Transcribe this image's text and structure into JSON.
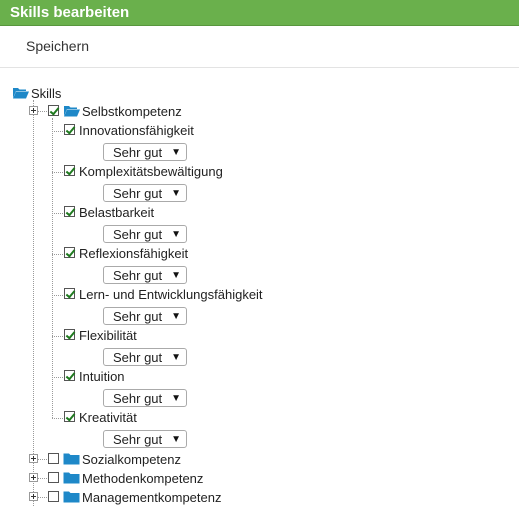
{
  "header": {
    "title": "Skills bearbeiten"
  },
  "toolbar": {
    "save_label": "Speichern"
  },
  "tree": {
    "root_label": "Skills",
    "categories": [
      {
        "label": "Selbstkompetenz",
        "checked": true,
        "expanded": true,
        "skills": [
          {
            "label": "Innovationsfähigkeit",
            "checked": true,
            "level": "Sehr gut"
          },
          {
            "label": "Komplexitätsbewältigung",
            "checked": true,
            "level": "Sehr gut"
          },
          {
            "label": "Belastbarkeit",
            "checked": true,
            "level": "Sehr gut"
          },
          {
            "label": "Reflexionsfähigkeit",
            "checked": true,
            "level": "Sehr gut"
          },
          {
            "label": "Lern- und Entwicklungsfähigkeit",
            "checked": true,
            "level": "Sehr gut"
          },
          {
            "label": "Flexibilität",
            "checked": true,
            "level": "Sehr gut"
          },
          {
            "label": "Intuition",
            "checked": true,
            "level": "Sehr gut"
          },
          {
            "label": "Kreativität",
            "checked": true,
            "level": "Sehr gut"
          }
        ]
      },
      {
        "label": "Sozialkompetenz",
        "checked": false,
        "expanded": false
      },
      {
        "label": "Methodenkompetenz",
        "checked": false,
        "expanded": false
      },
      {
        "label": "Managementkompetenz",
        "checked": false,
        "expanded": false
      }
    ]
  },
  "colors": {
    "header_bg": "#6ab04c",
    "folder": "#1e88c8",
    "check": "#1f7a1f"
  },
  "icons": {
    "open_folder": "folder-open-icon",
    "closed_folder": "folder-icon",
    "expander": "expand-plus-icon",
    "dropdown": "dropdown-arrow-icon"
  }
}
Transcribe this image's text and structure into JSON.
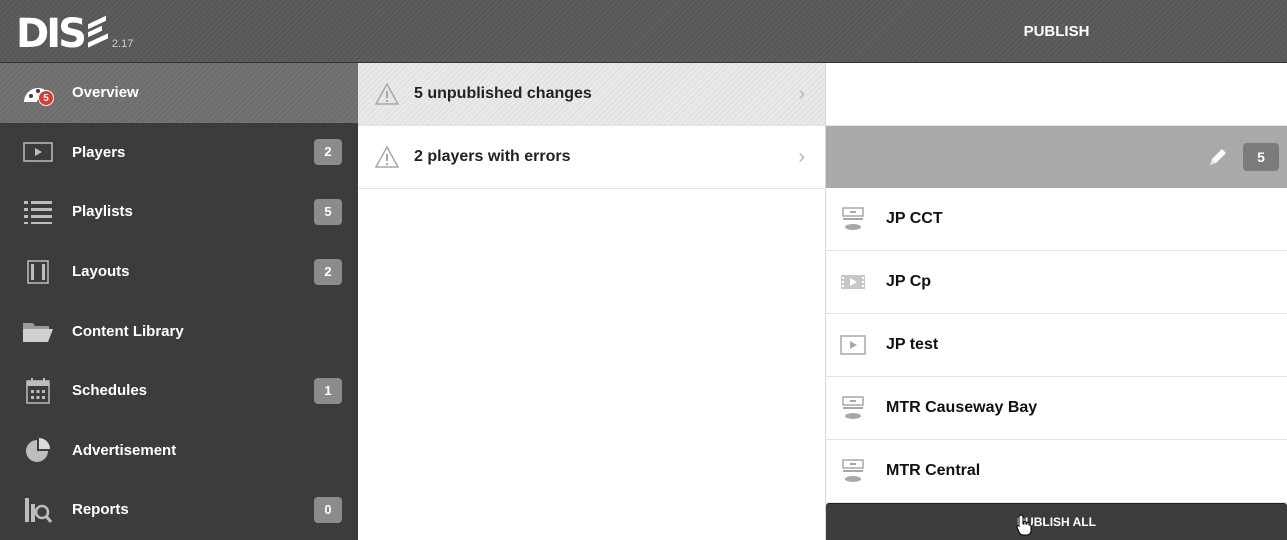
{
  "header": {
    "logo": "DIS",
    "version": "2.17",
    "panel_title": "PUBLISH"
  },
  "sidebar": {
    "items": [
      {
        "label": "Overview",
        "icon": "dashboard-icon",
        "badge": null,
        "alert": "5",
        "active": true
      },
      {
        "label": "Players",
        "icon": "player-icon",
        "badge": "2"
      },
      {
        "label": "Playlists",
        "icon": "playlist-icon",
        "badge": "5"
      },
      {
        "label": "Layouts",
        "icon": "layout-icon",
        "badge": "2"
      },
      {
        "label": "Content Library",
        "icon": "folder-icon",
        "badge": null
      },
      {
        "label": "Schedules",
        "icon": "calendar-icon",
        "badge": "1"
      },
      {
        "label": "Advertisement",
        "icon": "pie-chart-icon",
        "badge": null
      },
      {
        "label": "Reports",
        "icon": "reports-icon",
        "badge": "0"
      }
    ]
  },
  "changes": {
    "items": [
      {
        "label": "5 unpublished changes",
        "icon": "warning-icon"
      },
      {
        "label": "2 players with errors",
        "icon": "warning-icon"
      }
    ]
  },
  "publish_panel": {
    "group_count": "5",
    "players": [
      {
        "name": "JP CCT",
        "icon": "player-stack-icon"
      },
      {
        "name": "JP Cp",
        "icon": "film-icon"
      },
      {
        "name": "JP test",
        "icon": "play-box-icon"
      },
      {
        "name": "MTR Causeway Bay",
        "icon": "player-stack-icon"
      },
      {
        "name": "MTR Central",
        "icon": "player-stack-icon"
      }
    ],
    "publish_all_label": "PUBLISH ALL"
  },
  "colors": {
    "sidebar_bg": "#3c3c3c",
    "topbar_bg": "#585858",
    "badge_bg": "#8c8c8c",
    "alert": "#e03a2f"
  }
}
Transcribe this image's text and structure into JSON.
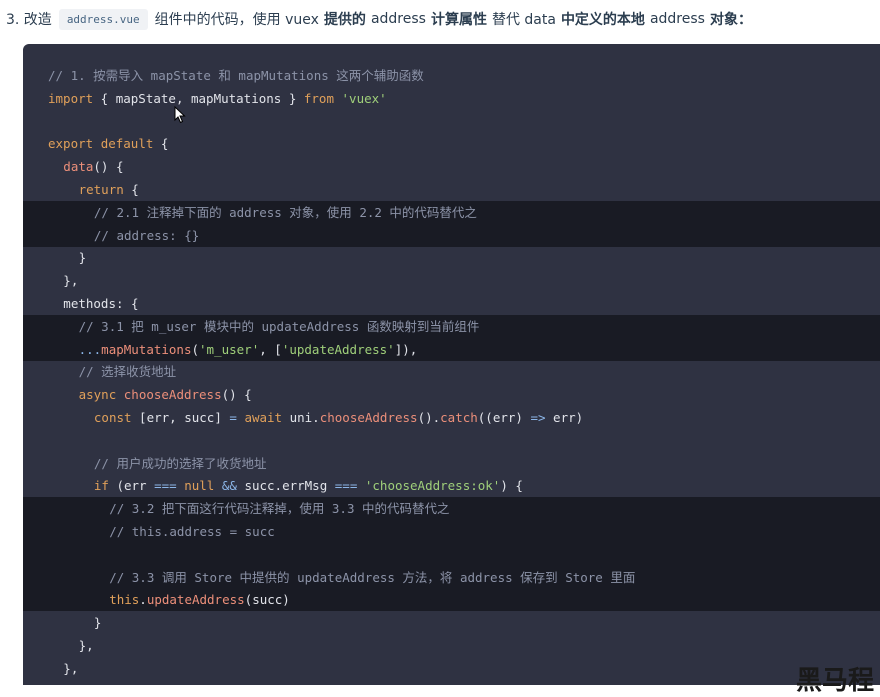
{
  "header": {
    "prefix": "3. 改造",
    "inline_code": "address.vue",
    "part1": "组件中的代码，使用 vuex",
    "bold1": "提供的",
    "part2": "address",
    "bold2": "计算属性",
    "part3": "替代 data",
    "bold3": "中定义的本地",
    "part4": "address",
    "bold4": "对象："
  },
  "code_lines": [
    {
      "hl": false,
      "indent": 1,
      "tokens": [
        {
          "c": "c",
          "t": "// 1. 按需导入 mapState 和 mapMutations 这两个辅助函数"
        }
      ]
    },
    {
      "hl": false,
      "indent": 1,
      "tokens": [
        {
          "c": "k",
          "t": "import"
        },
        {
          "c": "p",
          "t": " { mapState, mapMutations } "
        },
        {
          "c": "k",
          "t": "from"
        },
        {
          "c": "p",
          "t": " "
        },
        {
          "c": "s",
          "t": "'vuex'"
        }
      ]
    },
    {
      "hl": false,
      "indent": 0,
      "tokens": []
    },
    {
      "hl": false,
      "indent": 1,
      "tokens": [
        {
          "c": "k",
          "t": "export"
        },
        {
          "c": "p",
          "t": " "
        },
        {
          "c": "k",
          "t": "default"
        },
        {
          "c": "p",
          "t": " {"
        }
      ]
    },
    {
      "hl": false,
      "indent": 2,
      "tokens": [
        {
          "c": "f",
          "t": "data"
        },
        {
          "c": "p",
          "t": "() {"
        }
      ]
    },
    {
      "hl": false,
      "indent": 3,
      "tokens": [
        {
          "c": "k",
          "t": "return"
        },
        {
          "c": "p",
          "t": " {"
        }
      ]
    },
    {
      "hl": true,
      "indent": 4,
      "tokens": [
        {
          "c": "c",
          "t": "// 2.1 注释掉下面的 address 对象，使用 2.2 中的代码替代之"
        }
      ]
    },
    {
      "hl": true,
      "indent": 4,
      "tokens": [
        {
          "c": "c",
          "t": "// address: {}"
        }
      ]
    },
    {
      "hl": false,
      "indent": 3,
      "tokens": [
        {
          "c": "p",
          "t": "}"
        }
      ]
    },
    {
      "hl": false,
      "indent": 2,
      "tokens": [
        {
          "c": "p",
          "t": "},"
        }
      ]
    },
    {
      "hl": false,
      "indent": 2,
      "tokens": [
        {
          "c": "p",
          "t": "methods: {"
        }
      ]
    },
    {
      "hl": true,
      "indent": 3,
      "tokens": [
        {
          "c": "c",
          "t": "// 3.1 把 m_user 模块中的 updateAddress 函数映射到当前组件"
        }
      ]
    },
    {
      "hl": true,
      "indent": 3,
      "tokens": [
        {
          "c": "o",
          "t": "..."
        },
        {
          "c": "f",
          "t": "mapMutations"
        },
        {
          "c": "p",
          "t": "("
        },
        {
          "c": "s",
          "t": "'m_user'"
        },
        {
          "c": "p",
          "t": ", ["
        },
        {
          "c": "s",
          "t": "'updateAddress'"
        },
        {
          "c": "p",
          "t": "]),"
        }
      ]
    },
    {
      "hl": false,
      "indent": 3,
      "tokens": [
        {
          "c": "c",
          "t": "// 选择收货地址"
        }
      ]
    },
    {
      "hl": false,
      "indent": 3,
      "tokens": [
        {
          "c": "k",
          "t": "async"
        },
        {
          "c": "p",
          "t": " "
        },
        {
          "c": "f",
          "t": "chooseAddress"
        },
        {
          "c": "p",
          "t": "() {"
        }
      ]
    },
    {
      "hl": false,
      "indent": 4,
      "tokens": [
        {
          "c": "k",
          "t": "const"
        },
        {
          "c": "p",
          "t": " [err, succ] "
        },
        {
          "c": "o",
          "t": "="
        },
        {
          "c": "p",
          "t": " "
        },
        {
          "c": "k",
          "t": "await"
        },
        {
          "c": "p",
          "t": " uni."
        },
        {
          "c": "f",
          "t": "chooseAddress"
        },
        {
          "c": "p",
          "t": "()."
        },
        {
          "c": "f",
          "t": "catch"
        },
        {
          "c": "p",
          "t": "((err) "
        },
        {
          "c": "o",
          "t": "=>"
        },
        {
          "c": "p",
          "t": " err)"
        }
      ]
    },
    {
      "hl": false,
      "indent": 0,
      "tokens": []
    },
    {
      "hl": false,
      "indent": 4,
      "tokens": [
        {
          "c": "c",
          "t": "// 用户成功的选择了收货地址"
        }
      ]
    },
    {
      "hl": false,
      "indent": 4,
      "tokens": [
        {
          "c": "k",
          "t": "if"
        },
        {
          "c": "p",
          "t": " (err "
        },
        {
          "c": "o",
          "t": "==="
        },
        {
          "c": "p",
          "t": " "
        },
        {
          "c": "k",
          "t": "null"
        },
        {
          "c": "p",
          "t": " "
        },
        {
          "c": "o",
          "t": "&&"
        },
        {
          "c": "p",
          "t": " succ.errMsg "
        },
        {
          "c": "o",
          "t": "==="
        },
        {
          "c": "p",
          "t": " "
        },
        {
          "c": "s",
          "t": "'chooseAddress:ok'"
        },
        {
          "c": "p",
          "t": ") {"
        }
      ]
    },
    {
      "hl": true,
      "indent": 5,
      "tokens": [
        {
          "c": "c",
          "t": "// 3.2 把下面这行代码注释掉，使用 3.3 中的代码替代之"
        }
      ]
    },
    {
      "hl": true,
      "indent": 5,
      "tokens": [
        {
          "c": "c",
          "t": "// this.address = succ"
        }
      ]
    },
    {
      "hl": true,
      "indent": 0,
      "tokens": []
    },
    {
      "hl": true,
      "indent": 5,
      "tokens": [
        {
          "c": "c",
          "t": "// 3.3 调用 Store 中提供的 updateAddress 方法，将 address 保存到 Store 里面"
        }
      ]
    },
    {
      "hl": true,
      "indent": 5,
      "tokens": [
        {
          "c": "k",
          "t": "this"
        },
        {
          "c": "p",
          "t": "."
        },
        {
          "c": "f",
          "t": "updateAddress"
        },
        {
          "c": "p",
          "t": "(succ)"
        }
      ]
    },
    {
      "hl": false,
      "indent": 4,
      "tokens": [
        {
          "c": "p",
          "t": "}"
        }
      ]
    },
    {
      "hl": false,
      "indent": 3,
      "tokens": [
        {
          "c": "p",
          "t": "},"
        }
      ]
    },
    {
      "hl": false,
      "indent": 2,
      "tokens": [
        {
          "c": "p",
          "t": "},"
        }
      ]
    }
  ],
  "watermark": "黑马程",
  "colors": {
    "code_bg": "#2f3242",
    "highlight_bg": "#191b24",
    "comment": "#8c93a8",
    "keyword": "#e0a05a",
    "function": "#ec8f7a",
    "string": "#9fcf7a",
    "operator": "#8cb6e8"
  },
  "icons": {
    "cursor": "mouse-pointer-icon"
  }
}
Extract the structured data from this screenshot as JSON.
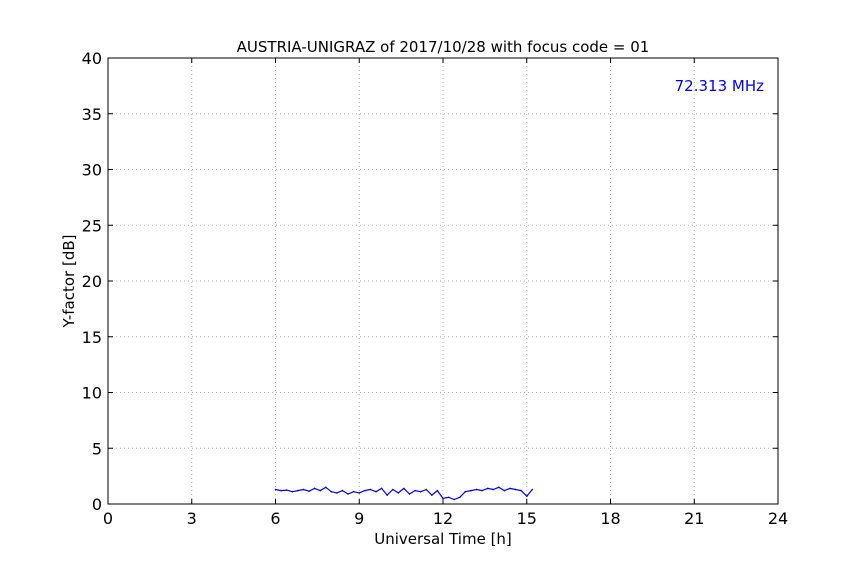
{
  "chart_data": {
    "type": "line",
    "title": "AUSTRIA-UNIGRAZ of 2017/10/28 with focus code = 01",
    "xlabel": "Universal Time [h]",
    "ylabel": "Y-factor [dB]",
    "xlim": [
      0,
      24
    ],
    "ylim": [
      0,
      40
    ],
    "xticks": [
      0,
      3,
      6,
      9,
      12,
      15,
      18,
      21,
      24
    ],
    "yticks": [
      0,
      5,
      10,
      15,
      20,
      25,
      30,
      35,
      40
    ],
    "grid": true,
    "annotation": {
      "text": "72.313 MHz",
      "color": "#0000ff",
      "placement": "top-right"
    },
    "series": [
      {
        "color": "#0000ff",
        "x": [
          6.0,
          6.2,
          6.4,
          6.6,
          6.8,
          7.0,
          7.2,
          7.4,
          7.6,
          7.8,
          8.0,
          8.2,
          8.4,
          8.6,
          8.8,
          9.0,
          9.2,
          9.4,
          9.6,
          9.8,
          10.0,
          10.2,
          10.4,
          10.6,
          10.8,
          11.0,
          11.2,
          11.4,
          11.6,
          11.8,
          12.0,
          12.2,
          12.4,
          12.6,
          12.8,
          13.0,
          13.2,
          13.4,
          13.6,
          13.8,
          14.0,
          14.2,
          14.4,
          14.6,
          14.8,
          15.0,
          15.2
        ],
        "y": [
          1.3,
          1.2,
          1.25,
          1.1,
          1.2,
          1.3,
          1.15,
          1.4,
          1.2,
          1.5,
          1.1,
          1.0,
          1.2,
          0.9,
          1.1,
          1.0,
          1.2,
          1.3,
          1.1,
          1.4,
          0.8,
          1.3,
          1.0,
          1.4,
          0.9,
          1.2,
          1.1,
          1.3,
          0.8,
          1.2,
          0.5,
          0.6,
          0.4,
          0.6,
          1.1,
          1.2,
          1.3,
          1.2,
          1.4,
          1.3,
          1.5,
          1.2,
          1.4,
          1.3,
          1.2,
          0.7,
          1.3
        ]
      }
    ]
  }
}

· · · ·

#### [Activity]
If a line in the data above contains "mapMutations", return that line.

#### [Answer below]
          "t": "// 1. 按需导入 mapState 和 mapMutations 这两个辅助函数"
          "t": " { mapState, mapMutations } "
          "t": "mapMutations"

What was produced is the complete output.